The portion of federal law that IU and other institutions requiring vaccination for participation in campus life are accused of violating is Title 21 U.S.C. § 360bbb-3(e)(1)(A)(ii)(I-III) of the Federal Food, Drug, and Cosmetic Act, which states ( the following regarding vaccines approved under Emergency Use Authorization – the current status of the approval of COVID-19 vaccines:

individuals to whom the product is administered are informed—

(I) that the Secretary has authorized the emergency use of the product;

(II) of the significant known and potential benefits and risks of such use, and of the extent to which such benefits and risks are unknown; and

(III) of the option to accept or refuse administration of the product, of the consequences, if any, of refusing administration of the product, and of the alternatives to the product that are available and of their benefits and risks.

The assertion that has been made is that Indiana University and others are “requiring” vaccination in violation of this law. This is incorrect. Indiana University and other such institutions are not “requiring” anything. Indiana University, and other institutions of higher education that are stipulating vaccinated status as a prerequisite for participation in the activities of such institutions, are complying precisely with this law: they are stipulating the consequences of refusing administration of the EUA-approved COVID-19 vaccinations. Every person has a choice as to whether or not to be vaccinated. Those who choose not to be vaccinated may no longer be part of the Indiana University community (or other university and college communities that require a vaccination as a condition for community membership). Every semester faculty members leave IU for other institutions of higher education or the private sector. Every semester staff members leave IU for a different employer. Every semester students leave IU for a different institution. Remaining a member of the Indiana University community or not is a choice. 

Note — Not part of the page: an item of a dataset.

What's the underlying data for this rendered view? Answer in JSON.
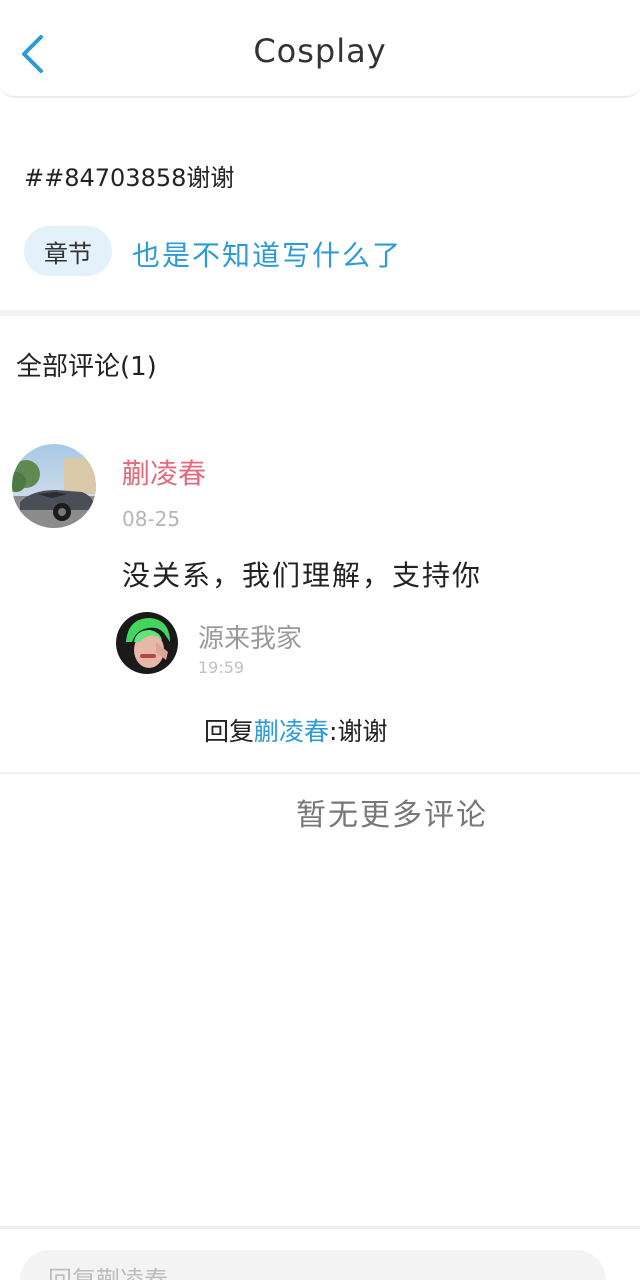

Note: Requiring that a person provide information about their vaccination status is NOT a violation of HIPAA. Privacy isn’t even in the name of the act – it’s the Health Insurance Portability and Accountability Act. HIPAA regulates how certain types of organizations protect the storage of certain types of medical information. It really says nothing about what information can be collected, and it certainly says nothing about the ability of any organization to require evidence of vaccination in order to receive services. More details are online at

I realize that no prosecutor on earth is going to charge an unvaccinated person with the felony of reckless endangerment. But see for example to appreciate the sadness and anger of a person who lost their life companion as a result of another person’s sloppiness or “expression of freedom.”

So please. If you want to act ethically, if you want to act in compliance with the golden rule, if you want to stop “Americans killing Americans” (as Ken Beckley put it in the aforementioned commentary), stop acting like it is your right to be a threat to the lives of others (including me) and get vaccinated against COVID-19. In at least this one case, even if you think you are right, please choose “kind to others” over “rights.” Don’t do it because I said so. Do it because you thought about the inalienable right of others to live, and let yourself give in a bit on what you perceive to be your liberties so that others might just live.

And a note to those resisting vaccination including those in my extended family: as a matter of principle, I love you. As a matter of principle, I feel obligated to hope that you will consider this tradeoff: your convenience and feelings of rugged individualism vs. my life and the lives of others. What about the liberty of others to simply live? That’s the question; please choose the answer that helps keep me, and you, and others alive.